20 Signs You're Using Your Asthma Inhaler Correctly
In a previous post I described for you the 31 signs you are overusing your (bronchodilator) rescue inhaler. In this post I would like to provide you the signs you are using your rescue inhaler correctly.
Most doctors recommend asthmatics carry a rescue inhaler with them at all times. Not only that, but every asthmatic should have one at home, in the car, at work, school, day care, and grandma’s house.
The term “rescue” inhaler is actually a little misleading. An asthmatic should use the rescue inhaler at the first sign of breathing trouble. You should NOT wait until you are having a lot of trouble breathing. Most doctors also believe – as does this humble respiratory therapist and fellow asthmatic – that you cannot overdose on your rescue inhaler.
However, with the exception of a few hard luck asthmatics, frequent need of your rescue inhaler, most doctors believe, is an indication that your asthma is poorly controlled.
Likewise, most respiratory therapists (RTs) I know of highly recommend ALL asthmatics use their rescue inhaler with a spacer. The last study I read showed that a spacer can make the medicine work 175% better.
When I was a kid there were no manufactured spacers available, so my RT told me to use a toilet paper holder. Obviously, that wasn’t something I was overly eager to use at school.
Today, spacers are pretty high tech and are manufactured. To get a spacer you should talk to your doctor and he can either give you one or write a prescription so you can pick one up at your pharmacy.
The spacer works to evenly disperses the particles of medicine to help you breathe them in, rather than having the medicine hit the back of your throat and stay there. In this way more of the medicine gets into the lungs, and deeper.
Likewise, most asthma experts recommend all asthmatics have an Asthma Action Plan to help you know when to use your inhaler and when to call your doctor or go to the ER.
Now, knowing that all of my readers are Gallant Asthmatics who use their rescue inhaler exactly as prescribed (Right?), or you are at least on the road to becoming one (40% still use them improperly), I have composed a list here of what a healthy relationship with your bronchodilator looks like.
So, that in mind, you know you are using your rescue inhaler correctly when:
- You only use it when you actually need it.
- Your asthma is relatively controlled.
- You are vigilant and if you are using it too much, you call your doctor.
- You get a new Advair inhaler more often than a new rescue inhaler.
- It lasts the prescribed amount of time as opposed to you renewing it every week.
- Your prescription is for one inhaler instead of 3 or 4.
- You actually have your inhaler long enough for it to expire.
- You don’t have an asthma attack just because you forgot your inhaler.
- Someone actually says to you, “I haven’t seen you use your puffer in a while.”
- Your best friend is a person and not your puffer.
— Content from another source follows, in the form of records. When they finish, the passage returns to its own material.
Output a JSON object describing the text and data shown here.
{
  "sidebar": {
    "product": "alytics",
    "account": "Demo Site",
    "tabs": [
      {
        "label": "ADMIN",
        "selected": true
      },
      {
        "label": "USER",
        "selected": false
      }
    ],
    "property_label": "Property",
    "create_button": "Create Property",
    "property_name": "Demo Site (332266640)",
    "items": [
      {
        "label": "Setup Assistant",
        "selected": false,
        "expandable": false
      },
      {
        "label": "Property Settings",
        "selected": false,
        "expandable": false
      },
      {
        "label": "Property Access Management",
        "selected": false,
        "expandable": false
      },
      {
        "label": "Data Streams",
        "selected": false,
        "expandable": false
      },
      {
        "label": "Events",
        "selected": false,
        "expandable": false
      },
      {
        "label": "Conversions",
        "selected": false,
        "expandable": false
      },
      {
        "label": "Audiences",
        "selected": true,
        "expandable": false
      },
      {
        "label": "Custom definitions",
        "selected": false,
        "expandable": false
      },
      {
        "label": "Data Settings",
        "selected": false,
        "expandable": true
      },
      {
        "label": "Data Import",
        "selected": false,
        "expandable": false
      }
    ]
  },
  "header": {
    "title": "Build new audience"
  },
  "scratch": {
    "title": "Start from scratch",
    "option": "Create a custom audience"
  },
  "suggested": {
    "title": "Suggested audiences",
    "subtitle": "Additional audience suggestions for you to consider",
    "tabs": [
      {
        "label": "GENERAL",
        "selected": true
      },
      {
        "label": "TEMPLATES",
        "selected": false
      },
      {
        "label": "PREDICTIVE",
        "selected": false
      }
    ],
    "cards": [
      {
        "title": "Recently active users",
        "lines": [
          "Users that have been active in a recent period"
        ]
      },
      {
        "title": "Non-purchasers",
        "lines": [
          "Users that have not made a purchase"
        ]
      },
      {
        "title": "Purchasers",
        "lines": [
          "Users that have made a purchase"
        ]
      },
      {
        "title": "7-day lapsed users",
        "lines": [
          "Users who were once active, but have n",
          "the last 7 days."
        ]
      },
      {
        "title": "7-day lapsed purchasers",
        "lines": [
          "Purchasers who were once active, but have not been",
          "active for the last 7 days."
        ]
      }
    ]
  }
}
- You don’t get that slathery, icky taste of Ventolin in your mouth 20 times a day from blasting in into the back of your throat.
- Your spacer doesn’t whistle every time you use it.
- You actually use your spacer.
- You actually know what a spacer is.
- You NEVER use your Ventolin more often than every 4-6 hours, or your Xopenex more than every 6-8 hours (or as prescribed by your doctor).
- When you use it you take two puffs, 2-5 minutes apart.
- If you have exercise-induced asthma, you use it just prior to exercising as a preventative measure.
- Even though you don’t use it, you still carry it with you at all times.
- You keep one at all locations where you spend the most time, and you make sure this inhaler is not expired.
- You never use an inhaler that is over a year old (Have you tried inhaling expired Ventolin? Trust me, the stuff tastes awful.).
(If after reading this you suspect you are among the 40% who use their inhalers incorrectly – and I commend you for making this admission – you can click here or here for more information on proper rescue inhaler use with a spacer.)
John Bottrell is a registered Respiratory Therapist. He wrote for HealthCentral as a health professional for Asthma and Chronic Obstructive Pulmonary Disease (COPD).